One accomplishment you won’t find in the long list of honors for the late Floyd “Shorty” Hitchcock is PIAA wrestling champion.
But when wrestling fans gather to talk about the sport, there’s plenty of discussion about the strongman from Wyalusing who died way too early in 2002 while head coach at Millersville University.
“Shorty” posted an 84-7-2 dual meet record at Bloomsburg University, won three PSAC titles for the Huskies and in 1974 won both the Division I and Division II national titles including the OW Awards in Division I and Division II. Throw in a silver medal in the 1973 World University Games in Moscow and you have some solid credentials.
But there’s more. As coach at Lake-Lehman High in District 2, Hitchcock coached the Black Knights to four D-2 titles and was named top district coach four times. In 1981, his team won the PIAA Class AA championship while coaching Ricky and Rocky Bonomo. Both later were All-Americans at Bloomsburg with Ricky winning three national championships. Ricky is a distinguished member of the National Wrestling Hall of Fame in Stillwater, Oklahoma.
At Millersville, Hitchcock’s team went 180-113-4 and won three NCAA Division I East Regional titles. Under Hitchcock, the team recorded 13 winning seasons.
The honors are many and deserved. And they live on, but it is Hitchcock the person who really lives on in the numerous stories about him.
Let’s go back to the no PIAA title.
Karl Schnure, of Watsontown, coached many on a championship team at Wyalusing, but Shorty wasn’t one of those wrestlers to make it to states (it was one and done at that time.)
Schnure tells it this way, “Shorty didn’t wrestle until his junior year. He played basketball. He came to me and told me he wanted to wrestle an exhibition match. This was his sophomore year. I told him he couldn’t do it.
“The next year he came out and lost only once I think. One wrestler we didn’t want to face was Bob Sacavage of Mount Carmel who used legs. That’s who we got in district semis. Sacavage (now a retired Northumberland County judge) put the legs in and we couldn’t get out,” Schnure noted about Shorty and his title team.
Sacavage later won states.

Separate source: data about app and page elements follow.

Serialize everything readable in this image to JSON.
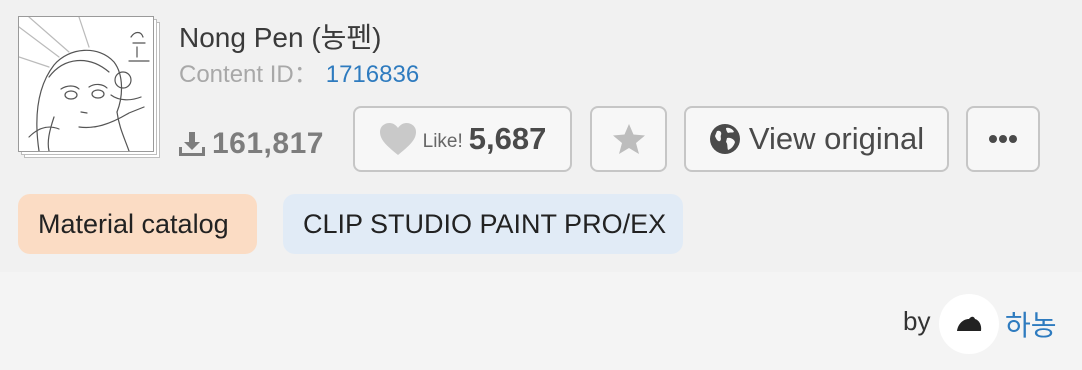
{
  "content": {
    "title": "Nong Pen (농펜)",
    "content_id_label": "Content ID：",
    "content_id_value": "1716836",
    "thumbnail_icon": "sketch-illustration-thumbnail"
  },
  "stats": {
    "downloads": "161,817",
    "download_icon": "download-icon"
  },
  "actions": {
    "like_label": "Like!",
    "like_count": "5,687",
    "like_icon": "heart-icon",
    "favorite_icon": "star-icon",
    "view_original_label": "View original",
    "view_original_icon": "globe-icon",
    "more_label": "•••"
  },
  "tags": {
    "category": "Material catalog",
    "software": "CLIP STUDIO PAINT PRO/EX"
  },
  "author": {
    "by_label": "by",
    "name": "하농"
  },
  "colors": {
    "link": "#2e7bbf",
    "category_tag_bg": "#fbdcc4",
    "software_tag_bg": "#e1ebf6"
  }
}
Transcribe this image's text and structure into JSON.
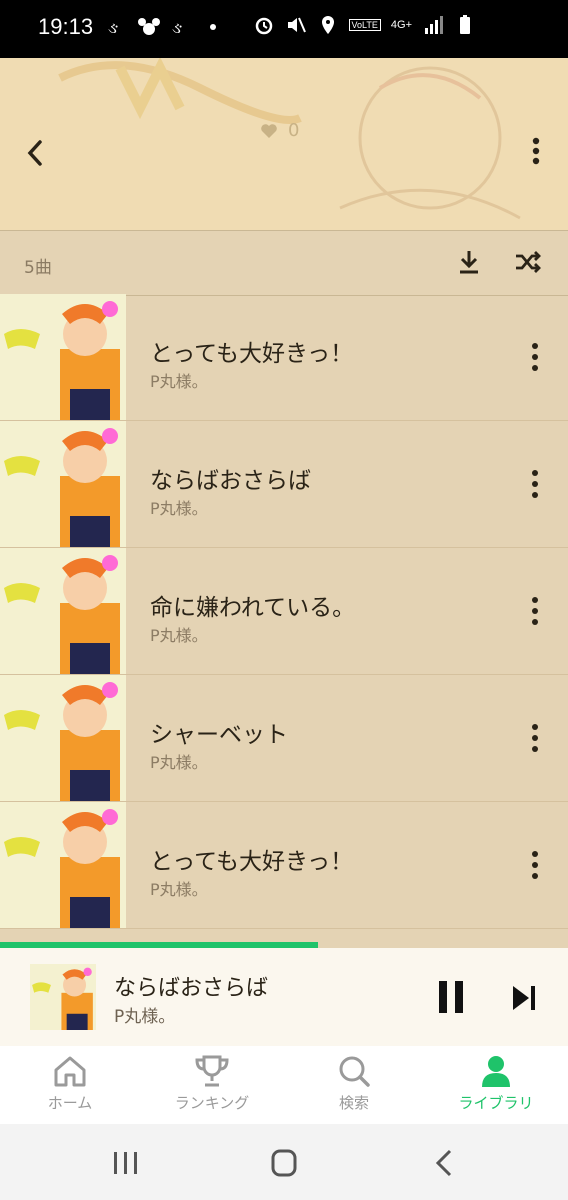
{
  "status": {
    "time": "19:13",
    "network": "4G+",
    "volte": "VoLTE"
  },
  "header": {
    "likes": "0"
  },
  "list": {
    "count": "5曲",
    "tracks": [
      {
        "title": "とっても大好きっ！",
        "artist": "P丸様。"
      },
      {
        "title": "ならばおさらば",
        "artist": "P丸様。"
      },
      {
        "title": "命に嫌われている。",
        "artist": "P丸様。"
      },
      {
        "title": "シャーベット",
        "artist": "P丸様。"
      },
      {
        "title": "とっても大好きっ！",
        "artist": "P丸様。"
      }
    ]
  },
  "player": {
    "title": "ならばおさらば",
    "artist": "P丸様。",
    "progress_fraction": 0.56
  },
  "nav": {
    "items": [
      {
        "label": "ホーム"
      },
      {
        "label": "ランキング"
      },
      {
        "label": "検索"
      },
      {
        "label": "ライブラリ"
      }
    ],
    "active_index": 3
  },
  "colors": {
    "accent": "#1fc36a",
    "list_bg": "#e4d3b4",
    "header_bg": "#f0dcb3"
  }
}
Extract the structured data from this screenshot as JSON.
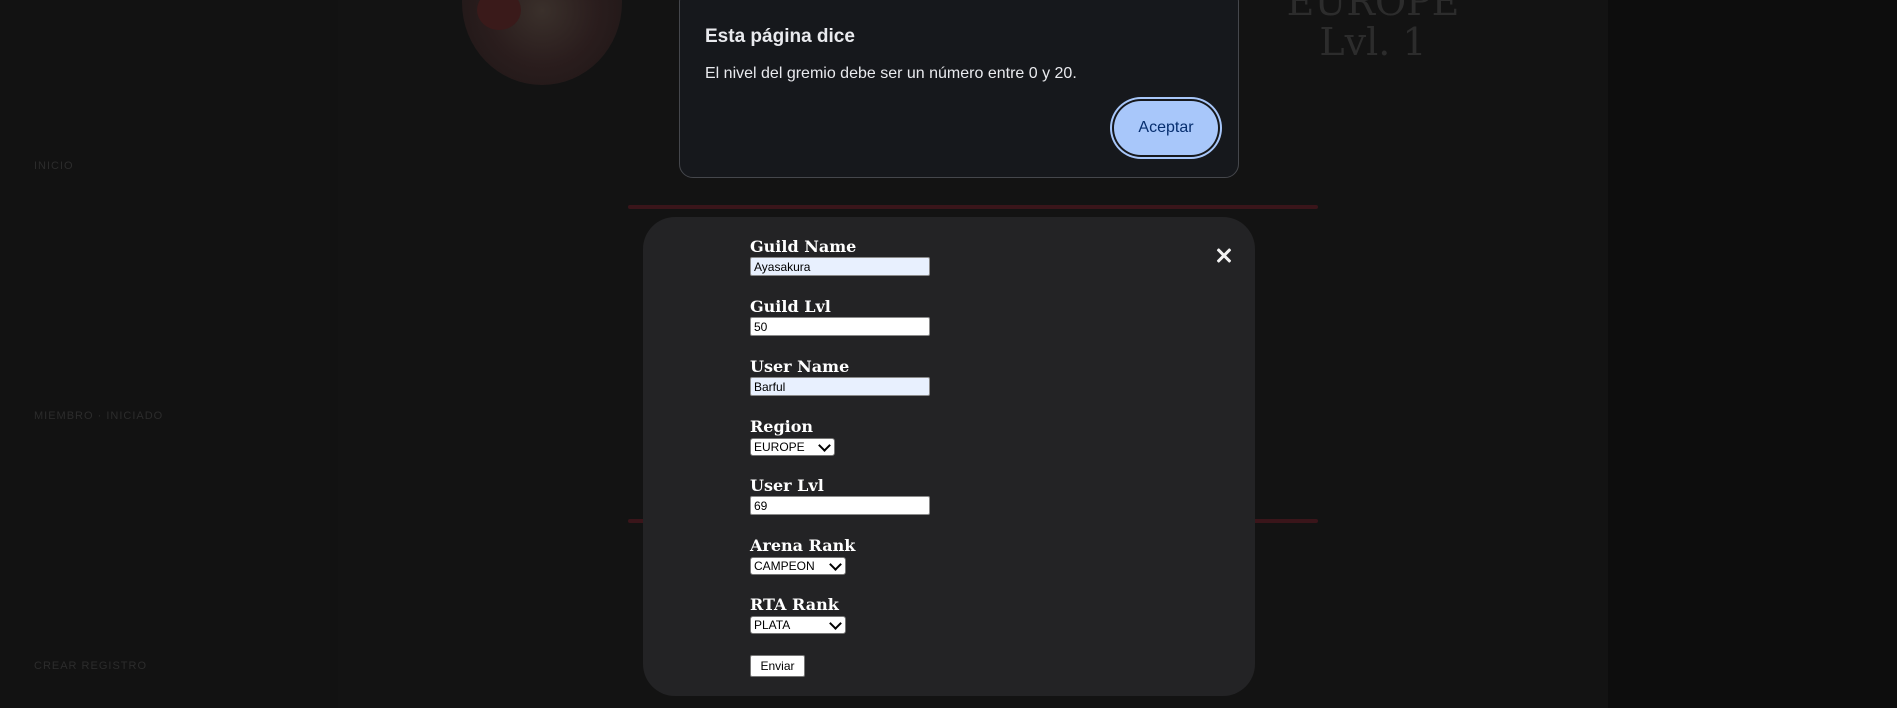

Schnure, who coached at Wylausing for 22 years, said Hitchcock was recruited by Russ Houk, at Bloomsburg and Neil Turner, at Clarion. Houk won out.
It was several years later when Hitchcock won the NCAA titles with Roger Sanders coaching the Huskies.
“He (Shorty) practiced hard, he wasn’t just strong,” Schnure said.
Todd Myers, the former coach at Selinsgrove High, has high praise for Hitchcock as a coach. And a couple of humerous stories about Myers’ time at Millersville.
“Shorty taught me a lot about aggressiveness and getting ready mentally to wrestle. I went to Lock Haven for two years and then transferred and Shorty helped me change my mindset.
“In the mat room he would push you to tears and then build you up,” Myers said.
Shorty had ways to make practices fun, Myers said.
“One way to break it up would be to play commando, a war game. We had to give him a 30-second start and he would head off through the woods adjacent to the campus. If we caught him, practice would be over. We only caught him once – we found him submerged in a stream, with only a straw sticking up in the water.”
Myers said, during another game of commando. Shorty took off and went through some briars and later across the stage at Penn Manor High (adjacent to the Millersville campus). They were rehearsing a play and Shorty had to talk to the college president to apologize.
“He was always a competitor. One time Joe Geesey was officiating a match and Shorty and Joe had words. Geesey kept looking for Shorty who had gone behind a water cooler. Afterwards they both laughed about it,” Myers said.
“Before duals, Shorty didn’t have much of a pep talk,” Myers said. “He got you mentally ready before hand. You were ready to go.”
“I respected him. The first year I taught at Selinsgrove I was teaching at the middle school and Shorty was in the area. He stopped in to see the principal to check on how I was doing and teaching. He cared about his wrestlers,” Myers said.
“He was more than a strongman.”
REMEMBERING BILL ENNIS
Our condolences go out to the family of photographer Bill Ennis, who died this week. Mr. Ennis was a familiar sight on the sidelines at junior high, high school and college events. Mr. Ennis, a Towanda Black Knight through-and-through, was more than a photographer. He was a genuinely nice guy, the kind you don’t find many of today.
He’ll be missed.